Financial crises can erupt suddenly and unexpectedly. Demographic pressures, by contrast, gather slowly and predictably--but over just a generation they can transform the economic and social landscape irreversibly.
Such a transformation is already underway in the developed world. Twenty years from now, Western economies will be characterized by stagnating populations, shrinking work forces, steadily increasing pension-age populations, and ballooning social spending commitments. These demographic changes will mean major increases in public debt burdens and slower economic growth, as savings are diverted from investments and innovation that enhance productivity.
Consider the "big three" Western economies: Germany, Japan and the United States, which together account for over half of the West's output and nearly 30% of the world's GDP.
- In Germany, the working-age population (those aged 15-64) is projected to decline by 15% between now and 2030, and the decline will be much steeper if immigration slows. Meanwhile, Germany's 65-plus population is set to grow by a third, to 27% from 20%. Its 80-plus population will grow by over half, to 8% from about 5%. Big increases in pension obligations, health-care costs and long-term care needs are thus in the offing.
Germans have been famously diligent savers since World War II, but these demographic changes will put big downward pressures on household savings rates and budgetary balances. A recent Bank of International Settlements (BIS) study suggests that, absent major adjustments in fiscal policies and public policy commitments, Germany's ratio of public debt to GDP could exceed 200% by 2030--with annual service on this debt approaching 10% of GDP.
That's nearly twice Greece's current burden of debt service. In such a world, Germany might be hard pressed to remain the ultimate guarantor of the euro--and even if it could, economic performance would be seriously jeopardized.
- In Japan, 30% of the population could be above age 65 by 2030, and nearly 13%--more than one in eight--could be 80 or older. Japan's working-age population, which has been falling since the mid-1990s, is projected to drop by another 16% between 2010 and 2030.
The implication? Today Japan's gross public debt is already around 200% of GDP, the result of years of deficit spending. On the country's current course, estimates the BIS, Japan's public debt would hit 600% of GDP around 2030.
Given Japan's low (near-zero) interest rates for public borrowing, servicing such a massive debt overhang might not lead to a sovereign debt crisis. But such a huge public debt burden could poison the country's economic outlook.
- The U.S., meanwhile, can expect to see continuing population and manpower growth between now and 2030, thanks to relatively high birth rates and a robust inflow of immigrants (roughly half of them legal). America will remain the most youthful Western society, although its 65-plus population will be about 19% of the total, up from 13% today.
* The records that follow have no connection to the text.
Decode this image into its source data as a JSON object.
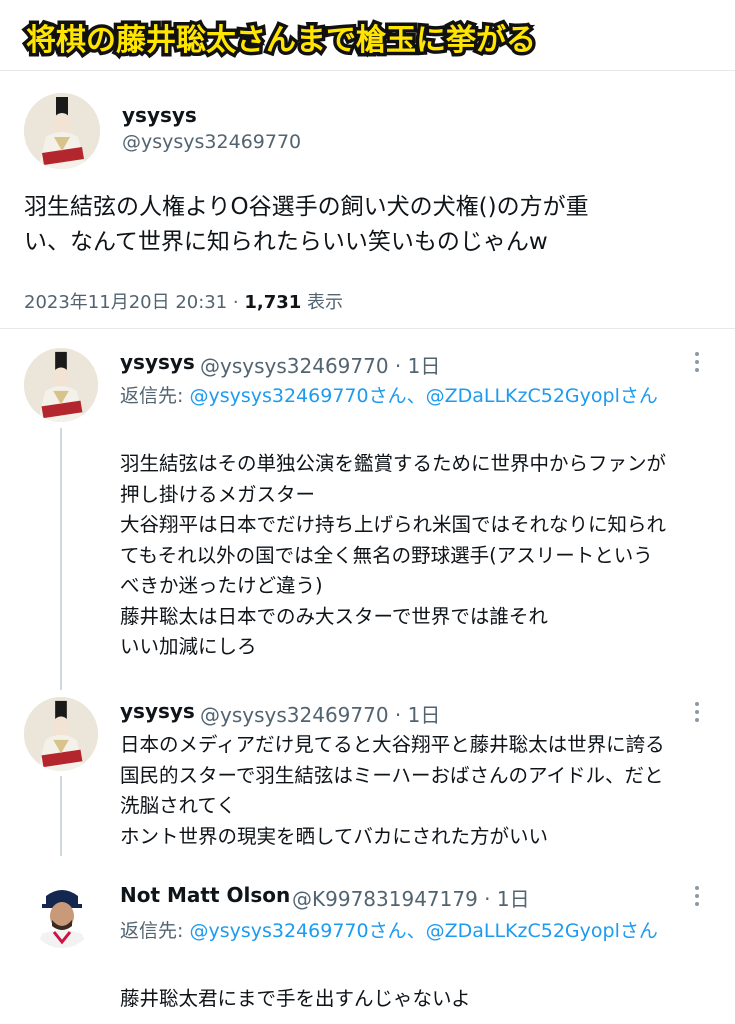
{
  "banner": {
    "text": "将棋の藤井聡太さんまで槍玉に挙がる"
  },
  "main_tweet": {
    "name": "ysysys",
    "handle": "@ysysys32469770",
    "text_line1": "羽生結弦の人権よりO谷選手の飼い犬の犬権()の方が重",
    "text_line2": "い、なんて世界に知られたらいい笑いものじゃんw",
    "timestamp": "2023年11月20日 20:31 · ",
    "views": "1,731",
    "views_label": " 表示"
  },
  "replies": [
    {
      "name": "ysysys",
      "handle": "@ysysys32469770 · 1日",
      "reply_prefix": "返信先: ",
      "reply_mentions": "@ysysys32469770さん、@ZDaLLKzC52Gyoplさん",
      "text": "羽生結弦はその単独公演を鑑賞するために世界中からファンが\n押し掛けるメガスター\n大谷翔平は日本でだけ持ち上げられ米国ではそれなりに知られ\nてもそれ以外の国では全く無名の野球選手(アスリートという\nべきか迷ったけど違う)\n藤井聡太は日本でのみ大スターで世界では誰それ\nいい加減にしろ"
    },
    {
      "name": "ysysys",
      "handle": "@ysysys32469770 · 1日",
      "text": "日本のメディアだけ見てると大谷翔平と藤井聡太は世界に誇る\n国民的スターで羽生結弦はミーハーおばさんのアイドル、だと\n洗脳されてく\nホント世界の現実を晒してバカにされた方がいい"
    },
    {
      "name": "Not Matt Olson",
      "handle": "@K997831947179 · 1日",
      "reply_prefix": "返信先: ",
      "reply_mentions": "@ysysys32469770さん、@ZDaLLKzC52Gyoplさん",
      "text": "藤井聡太君にまで手を出すんじゃないよ"
    }
  ],
  "colors": {
    "banner_fill": "#ffe500",
    "banner_stroke": "#111111",
    "mention": "#1d9bf0",
    "secondary": "#536471"
  }
}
Nevertheless, entitlement liabilities--especially the unfunded liabilities in the health-care system--are on course to skyrocket in the decades ahead. The country's recently enacted health reform will make the burden heavier.
At present, the ratio of gross U.S. public debt to GDP is nearing 100%, and the country is running annual deficits of around 10% of GDP. The Congressional Budget Office projects gross public debt to be 200% of GDP by 2020, and the BIS sees it hitting 300% of GDP by 2030. By the BIS estimates, restoring the U.S. public debt burden to 2007 levels would require budget surpluses of 2.4% of GDP for the next 20 years.
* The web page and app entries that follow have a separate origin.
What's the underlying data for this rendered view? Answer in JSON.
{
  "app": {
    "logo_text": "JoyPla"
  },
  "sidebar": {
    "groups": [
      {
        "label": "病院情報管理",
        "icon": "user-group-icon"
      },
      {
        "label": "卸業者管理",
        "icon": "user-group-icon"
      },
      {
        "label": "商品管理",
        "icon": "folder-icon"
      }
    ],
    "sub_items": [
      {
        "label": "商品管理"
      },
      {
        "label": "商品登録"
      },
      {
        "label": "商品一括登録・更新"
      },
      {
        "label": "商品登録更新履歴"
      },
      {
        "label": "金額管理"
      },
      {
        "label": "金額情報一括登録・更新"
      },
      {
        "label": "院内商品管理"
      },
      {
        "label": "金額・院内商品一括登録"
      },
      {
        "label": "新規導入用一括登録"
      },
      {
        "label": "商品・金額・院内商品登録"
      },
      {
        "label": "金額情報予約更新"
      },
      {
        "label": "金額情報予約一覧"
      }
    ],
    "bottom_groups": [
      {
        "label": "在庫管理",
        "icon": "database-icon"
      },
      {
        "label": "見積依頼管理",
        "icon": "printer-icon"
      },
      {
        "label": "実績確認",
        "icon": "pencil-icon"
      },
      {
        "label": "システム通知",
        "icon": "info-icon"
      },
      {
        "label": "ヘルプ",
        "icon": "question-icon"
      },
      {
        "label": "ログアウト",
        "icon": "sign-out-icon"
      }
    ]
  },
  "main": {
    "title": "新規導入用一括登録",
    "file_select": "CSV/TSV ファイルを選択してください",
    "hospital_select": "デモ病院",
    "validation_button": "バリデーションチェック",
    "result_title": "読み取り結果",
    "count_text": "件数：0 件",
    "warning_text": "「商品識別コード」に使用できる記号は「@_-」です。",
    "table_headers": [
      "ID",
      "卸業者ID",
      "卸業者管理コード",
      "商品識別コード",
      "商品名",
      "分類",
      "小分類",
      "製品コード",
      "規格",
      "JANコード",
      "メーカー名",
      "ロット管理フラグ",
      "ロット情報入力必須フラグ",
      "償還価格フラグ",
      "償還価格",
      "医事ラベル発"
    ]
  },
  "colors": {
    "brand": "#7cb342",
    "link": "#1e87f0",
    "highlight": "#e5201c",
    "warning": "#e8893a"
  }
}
Maintaining economic growth in the face of these demographic trends will require rethinking current approaches to work and retirement, pension and health-care policies, and government budget discipline. Thanks to the recent financial crisis, we're now familiar with the concept of the "financial stress test" used to evaluate the soundness of banks and allied institutions. A "demographic stress test" for Western economies is now in order, so that voters and their elected representatives can cope with aging populations and declining work forces.
Such an exercise would assess how manpower availability, labor force participation rates, aging and budgetary commitments would, over the next 30 years, affect key measures of national economic well-being like growth and productivity, fiscal balances, and government debt. It would also indicate the extent to which adverse "baseline" costs and consequences could be mitigated or offset by changes in lifestyle, personal behavior and public policy. These could include, for example, later retirement thanks to healthy aging, increased attention to preventive health care, enhanced personal savings, and adjustments to health and pension schemes.
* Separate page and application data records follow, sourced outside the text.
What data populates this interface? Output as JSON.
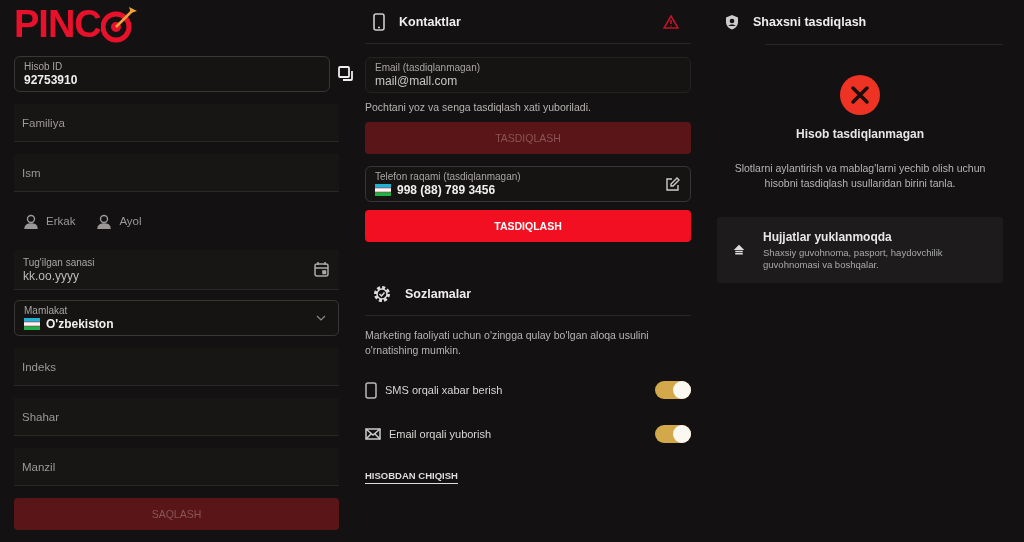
{
  "logo": {
    "text": "PINC"
  },
  "account_id": {
    "label": "Hisob ID",
    "value": "92753910"
  },
  "name_fields": [
    {
      "placeholder": "Familiya"
    },
    {
      "placeholder": "Ism"
    }
  ],
  "gender": [
    {
      "label": "Erkak",
      "selected": false
    },
    {
      "label": "Ayol",
      "selected": false
    }
  ],
  "birth_date": {
    "label": "Tug'ilgan sanasi",
    "placeholder": "kk.oo.yyyy"
  },
  "country": {
    "label": "Mamlakat",
    "value": "O'zbekiston"
  },
  "address_fields": [
    {
      "placeholder": "Indeks"
    },
    {
      "placeholder": "Shahar"
    },
    {
      "placeholder": "Manzil"
    }
  ],
  "save_button": {
    "label": "SAQLASH",
    "disabled": true
  },
  "contacts": {
    "title": "Kontaktlar",
    "warning": true,
    "email": {
      "label": "Email (tasdiqlanmagan)",
      "value": "mail@mall.com"
    },
    "email_hint": "Pochtani yoz va senga tasdiqlash xati yuboriladi.",
    "email_button": {
      "label": "TASDIQLASH",
      "disabled": true
    },
    "phone": {
      "label": "Telefon raqami (tasdiqlanmagan)",
      "value": "998 (88) 789 3456"
    },
    "phone_button": {
      "label": "TASDIQLASH",
      "disabled": false
    }
  },
  "settings": {
    "title": "Sozlamalar",
    "description": "Marketing faoliyati uchun o'zingga qulay bo'lgan aloqa usulini o'rnatishing mumkin.",
    "toggles": [
      {
        "kind": "sms",
        "label": "SMS orqali xabar berish",
        "on": true
      },
      {
        "kind": "email",
        "label": "Email orqali yuborish",
        "on": true
      }
    ],
    "logout": "HISOBDAN CHIQISH"
  },
  "verification": {
    "title": "Shaxsni tasdiqlash",
    "status": "Hisob tasdiqlanmagan",
    "description": "Slotlarni aylantirish va mablag'larni yechib olish uchun hisobni tasdiqlash usullaridan birini tanla.",
    "option": {
      "title": "Hujjatlar yuklanmoqda",
      "description": "Shaxsiy guvohnoma, pasport, haydovchilik guvohnomasi va boshqalar."
    }
  }
}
Every Western country will have to determine how to pursue a future that is grayer but healthier and more affluent. The sooner we pay serious attention to the demographic challenge, the likelier we will be to meet it successfully.